**WHAT TO DO**. Each line that contains "this" needs to be copied from the listing.

**THE INPUT**.
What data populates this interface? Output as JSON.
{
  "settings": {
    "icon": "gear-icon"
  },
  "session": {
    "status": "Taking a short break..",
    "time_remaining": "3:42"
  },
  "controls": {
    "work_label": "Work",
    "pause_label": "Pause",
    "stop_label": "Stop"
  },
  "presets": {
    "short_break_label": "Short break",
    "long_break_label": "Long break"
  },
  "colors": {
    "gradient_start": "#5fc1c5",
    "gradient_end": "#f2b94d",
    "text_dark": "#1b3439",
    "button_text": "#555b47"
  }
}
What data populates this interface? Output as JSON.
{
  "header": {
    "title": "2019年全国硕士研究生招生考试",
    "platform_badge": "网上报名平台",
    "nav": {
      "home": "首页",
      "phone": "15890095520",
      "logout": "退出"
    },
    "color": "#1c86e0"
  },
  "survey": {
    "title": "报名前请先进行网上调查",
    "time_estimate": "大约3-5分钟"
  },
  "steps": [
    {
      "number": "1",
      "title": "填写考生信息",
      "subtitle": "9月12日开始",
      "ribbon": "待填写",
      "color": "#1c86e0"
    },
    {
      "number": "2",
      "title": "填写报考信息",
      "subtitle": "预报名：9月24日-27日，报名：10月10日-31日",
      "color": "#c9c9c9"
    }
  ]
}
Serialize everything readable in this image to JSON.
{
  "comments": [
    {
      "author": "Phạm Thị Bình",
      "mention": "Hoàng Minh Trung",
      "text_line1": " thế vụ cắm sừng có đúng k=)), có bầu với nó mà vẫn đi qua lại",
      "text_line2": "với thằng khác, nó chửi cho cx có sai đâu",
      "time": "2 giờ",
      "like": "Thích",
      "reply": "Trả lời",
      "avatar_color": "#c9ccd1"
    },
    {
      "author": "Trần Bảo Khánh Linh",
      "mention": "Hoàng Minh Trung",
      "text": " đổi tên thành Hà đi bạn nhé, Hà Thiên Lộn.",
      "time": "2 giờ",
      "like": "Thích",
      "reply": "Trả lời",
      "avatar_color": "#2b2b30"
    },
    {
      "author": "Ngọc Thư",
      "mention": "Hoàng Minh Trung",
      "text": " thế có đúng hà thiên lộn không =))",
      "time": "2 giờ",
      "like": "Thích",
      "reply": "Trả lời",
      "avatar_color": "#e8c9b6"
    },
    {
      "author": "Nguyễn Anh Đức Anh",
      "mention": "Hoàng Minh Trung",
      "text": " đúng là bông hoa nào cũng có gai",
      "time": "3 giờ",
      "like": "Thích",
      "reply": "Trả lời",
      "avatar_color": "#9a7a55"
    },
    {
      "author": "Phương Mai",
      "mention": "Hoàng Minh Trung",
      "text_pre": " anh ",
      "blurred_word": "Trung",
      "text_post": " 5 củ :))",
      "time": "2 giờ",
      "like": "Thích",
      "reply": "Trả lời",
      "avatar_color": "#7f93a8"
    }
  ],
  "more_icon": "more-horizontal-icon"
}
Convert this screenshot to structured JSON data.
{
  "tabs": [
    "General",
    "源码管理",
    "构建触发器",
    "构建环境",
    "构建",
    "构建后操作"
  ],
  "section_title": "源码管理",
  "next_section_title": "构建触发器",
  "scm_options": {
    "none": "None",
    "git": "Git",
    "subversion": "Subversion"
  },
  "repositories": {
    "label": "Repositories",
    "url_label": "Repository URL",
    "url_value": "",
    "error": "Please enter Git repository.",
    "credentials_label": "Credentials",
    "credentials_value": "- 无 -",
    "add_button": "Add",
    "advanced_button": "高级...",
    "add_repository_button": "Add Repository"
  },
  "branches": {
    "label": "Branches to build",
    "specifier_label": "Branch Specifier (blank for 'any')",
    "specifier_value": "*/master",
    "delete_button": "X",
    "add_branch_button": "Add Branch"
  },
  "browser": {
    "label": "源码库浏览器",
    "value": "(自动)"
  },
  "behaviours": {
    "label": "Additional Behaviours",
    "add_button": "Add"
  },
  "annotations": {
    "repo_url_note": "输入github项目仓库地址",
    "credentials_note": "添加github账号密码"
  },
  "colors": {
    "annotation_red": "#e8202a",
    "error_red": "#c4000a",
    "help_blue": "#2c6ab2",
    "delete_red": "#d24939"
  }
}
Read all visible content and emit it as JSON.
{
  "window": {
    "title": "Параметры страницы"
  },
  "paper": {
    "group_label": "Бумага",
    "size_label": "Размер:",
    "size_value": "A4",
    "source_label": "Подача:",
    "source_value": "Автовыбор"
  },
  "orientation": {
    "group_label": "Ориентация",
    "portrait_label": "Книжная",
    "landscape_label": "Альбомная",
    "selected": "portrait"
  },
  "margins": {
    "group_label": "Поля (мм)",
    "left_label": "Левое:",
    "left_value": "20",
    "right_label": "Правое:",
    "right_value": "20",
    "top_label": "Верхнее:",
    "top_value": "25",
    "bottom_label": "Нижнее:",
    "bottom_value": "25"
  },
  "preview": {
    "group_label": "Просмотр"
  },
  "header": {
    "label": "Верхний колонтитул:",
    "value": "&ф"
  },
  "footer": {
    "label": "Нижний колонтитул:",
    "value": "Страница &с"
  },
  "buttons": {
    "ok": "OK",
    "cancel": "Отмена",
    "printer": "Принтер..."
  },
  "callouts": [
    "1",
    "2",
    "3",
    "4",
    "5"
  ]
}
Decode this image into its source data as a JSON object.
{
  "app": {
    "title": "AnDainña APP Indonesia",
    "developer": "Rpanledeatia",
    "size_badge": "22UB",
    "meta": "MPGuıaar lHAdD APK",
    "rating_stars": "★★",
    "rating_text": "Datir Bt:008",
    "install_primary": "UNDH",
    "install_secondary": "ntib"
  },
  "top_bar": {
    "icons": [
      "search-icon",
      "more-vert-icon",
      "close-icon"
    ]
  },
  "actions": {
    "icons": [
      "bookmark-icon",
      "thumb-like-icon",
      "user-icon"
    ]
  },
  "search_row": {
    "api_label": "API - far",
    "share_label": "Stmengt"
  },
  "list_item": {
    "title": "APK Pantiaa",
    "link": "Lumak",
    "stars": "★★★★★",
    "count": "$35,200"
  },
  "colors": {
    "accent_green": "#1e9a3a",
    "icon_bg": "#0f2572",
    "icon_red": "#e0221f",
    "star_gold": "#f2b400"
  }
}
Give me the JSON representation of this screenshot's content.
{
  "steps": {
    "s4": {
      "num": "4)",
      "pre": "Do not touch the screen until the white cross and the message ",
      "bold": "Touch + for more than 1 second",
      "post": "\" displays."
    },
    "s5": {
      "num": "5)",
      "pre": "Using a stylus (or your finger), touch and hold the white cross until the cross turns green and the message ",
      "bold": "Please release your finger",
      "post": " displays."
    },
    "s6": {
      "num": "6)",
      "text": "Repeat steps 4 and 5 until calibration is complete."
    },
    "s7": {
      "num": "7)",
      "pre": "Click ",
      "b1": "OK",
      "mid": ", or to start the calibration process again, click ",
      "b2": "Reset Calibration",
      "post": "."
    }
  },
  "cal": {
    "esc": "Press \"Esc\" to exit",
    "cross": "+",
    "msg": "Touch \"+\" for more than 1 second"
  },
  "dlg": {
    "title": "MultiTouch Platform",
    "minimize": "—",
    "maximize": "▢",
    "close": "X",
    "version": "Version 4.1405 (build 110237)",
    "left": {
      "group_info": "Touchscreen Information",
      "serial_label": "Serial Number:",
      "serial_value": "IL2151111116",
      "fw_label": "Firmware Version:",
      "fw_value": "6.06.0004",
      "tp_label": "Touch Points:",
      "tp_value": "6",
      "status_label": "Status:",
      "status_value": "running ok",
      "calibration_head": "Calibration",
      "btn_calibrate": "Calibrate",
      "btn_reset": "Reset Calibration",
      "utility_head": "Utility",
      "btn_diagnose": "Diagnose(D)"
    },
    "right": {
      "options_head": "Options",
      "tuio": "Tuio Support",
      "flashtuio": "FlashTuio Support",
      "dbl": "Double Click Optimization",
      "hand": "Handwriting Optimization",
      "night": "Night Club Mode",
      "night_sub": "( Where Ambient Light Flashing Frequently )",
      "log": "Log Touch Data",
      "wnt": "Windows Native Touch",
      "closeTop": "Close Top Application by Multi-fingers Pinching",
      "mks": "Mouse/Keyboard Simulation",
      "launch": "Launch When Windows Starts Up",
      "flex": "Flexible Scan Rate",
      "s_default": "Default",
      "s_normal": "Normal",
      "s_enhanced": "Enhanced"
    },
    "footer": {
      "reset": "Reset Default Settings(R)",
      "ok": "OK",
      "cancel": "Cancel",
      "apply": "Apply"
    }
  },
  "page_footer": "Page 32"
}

**SOLUTION TO THE EXERCISE**.
What data populates this interface? Output as JSON.
What data populates this interface? Output as JSON.
Serialize everything readable in this image to JSON.
Convert this screenshot to structured JSON data.
Decode this image into its source data as a JSON object.
Give me the JSON representation of this screenshot's content.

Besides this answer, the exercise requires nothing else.